    As you saw from the thread, adobo is a dish you make your own, and much of the fun lies in the experimentation. I hope you enjoy making the adobo almost as much as you will enjoy the end product (eventually :-))

    1 Reply
    1. re: pilinut

      Thank you for this.

      Appreciate the advice.

      We will be making a batch based on the recipes on the "obsessed" list.
      Aiming for something with more flavor than the All About Braising version we tried.

      Will do some experimenting as you suggest.

    2. like pilinut, i'm born and bred filipino too and throughout the 7000 plus islands of the archipelago, none of our vinegar is green. if you like filipino style adobo, i suggest you try making it with calamansi juice instead of vinegar. and try to get a more neutral soy sauce - premium japanese kikkoman works great with sushi and sashimi but is a tad too strong for filipino dishes.

      7 Replies
      1. re: epabella

        Do you buy calamansi juice? Or do you juice your own? (Don't think I've ever seen them in our markets here.)

        And what kind of soy sauce would you recommend?

        (Thanks for your help!)

        1. re: karykat

          i have a calamansi bush in my garden - it's one of the easiest things to grow in the heat of the tropics. i'm told yuzu is quite close to calamansi so that could be an alternative. check the asian stores for SILVER SWAN (less refined soy that's a filipino staple) or something indonesian or malaysian.

          there are some filipino adobo recipes that do away with soy sauce. southern tagalog and bicolano style adobe is quite dry and instead of the dark brown hue from soy sauce, it's an oily red from atchuete (more familiar to you as achote).

          true manila style of eating adobo would be with fried rice, fried egg and atchara (papaya chutney) while sat in the shade as the sun bakes the metropolis - pretty much the kind of days we've been having since the end of february.

          1. re: epabella

            ive seen and even bought frozen Calamansi juice in SEA stores in NYC - the place on Mulberry street has it. Have to say its still languishing in the back of my freezer,

            1. re: epabella

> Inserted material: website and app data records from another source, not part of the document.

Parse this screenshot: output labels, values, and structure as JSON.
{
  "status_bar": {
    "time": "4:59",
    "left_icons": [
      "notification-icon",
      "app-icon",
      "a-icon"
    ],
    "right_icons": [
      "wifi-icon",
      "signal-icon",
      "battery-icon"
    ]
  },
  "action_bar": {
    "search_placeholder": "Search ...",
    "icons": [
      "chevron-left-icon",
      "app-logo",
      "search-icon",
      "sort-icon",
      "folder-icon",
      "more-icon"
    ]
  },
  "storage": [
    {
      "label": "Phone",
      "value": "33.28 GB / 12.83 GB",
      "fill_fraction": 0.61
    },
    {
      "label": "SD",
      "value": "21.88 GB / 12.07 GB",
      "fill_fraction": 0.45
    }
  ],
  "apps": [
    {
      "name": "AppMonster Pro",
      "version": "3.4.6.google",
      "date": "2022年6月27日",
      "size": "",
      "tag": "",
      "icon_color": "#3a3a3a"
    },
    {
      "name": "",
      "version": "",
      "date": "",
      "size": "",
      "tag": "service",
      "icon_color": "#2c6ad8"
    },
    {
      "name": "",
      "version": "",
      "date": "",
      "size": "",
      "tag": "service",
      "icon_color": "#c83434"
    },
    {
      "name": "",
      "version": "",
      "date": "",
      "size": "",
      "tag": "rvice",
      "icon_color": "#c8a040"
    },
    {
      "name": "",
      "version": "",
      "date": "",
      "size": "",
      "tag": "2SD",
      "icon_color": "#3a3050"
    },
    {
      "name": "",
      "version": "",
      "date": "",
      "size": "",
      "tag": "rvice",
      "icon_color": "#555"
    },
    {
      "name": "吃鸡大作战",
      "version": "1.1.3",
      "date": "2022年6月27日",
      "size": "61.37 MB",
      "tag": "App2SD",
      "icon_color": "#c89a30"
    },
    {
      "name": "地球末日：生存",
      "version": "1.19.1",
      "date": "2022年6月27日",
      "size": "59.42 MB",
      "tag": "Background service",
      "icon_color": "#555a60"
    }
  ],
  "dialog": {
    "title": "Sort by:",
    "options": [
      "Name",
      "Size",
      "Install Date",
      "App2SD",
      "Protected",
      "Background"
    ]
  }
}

              I have a feeling the calamansi bush would not do well in our snow and ice! But I can get yuzu at our asian stores and will look for the Silver Swan there too.

              1. re: karykat

                keep in mind i'm advising you on how to keep it authentic, adobo could very well improve if you apply non-filipino ideas on it too. filipinos in hawaii have reinvented it by using worchestershire and adding pineapple. some places in manila have what you call FRIED adobo (i think this was invented in CHEDENGS at makati ave corner kalayaan back in the 90s) - basic pork adobo that's drained of the savory sauce, deep fried and served with lots of garlic (similar to shredded steak ala pobre). some places add hard-boiled quail eggs. i like adding a dried native mushroom known as 'tengang daga'. by all means, be creative with your adobo.

          2. re: epabella

            I think some calamansi would perk things up nicely--especially for adobo that's been sitting around for a while, or when the vinegar just doesn't have enough of a tang. But calamansi (especially green calamansi), and other pure citrus juices might be too acidic to use by themselves, especially as a 1:1 substitute for vinegar. Hmmm. . . I wonder what would happen if one used orange juice? That would take us in the direction of the Mexican pibil, wouldn't it?

            1. re: pilinut

              sometime in the 90s on a trip to tagaytay, i saw an old lady use pure calamansi in her adobo. she said it was TAAL style adobo. not familiar with pibil though, there aren't any authentic mexican places in manila - lots of pretentious fakes though.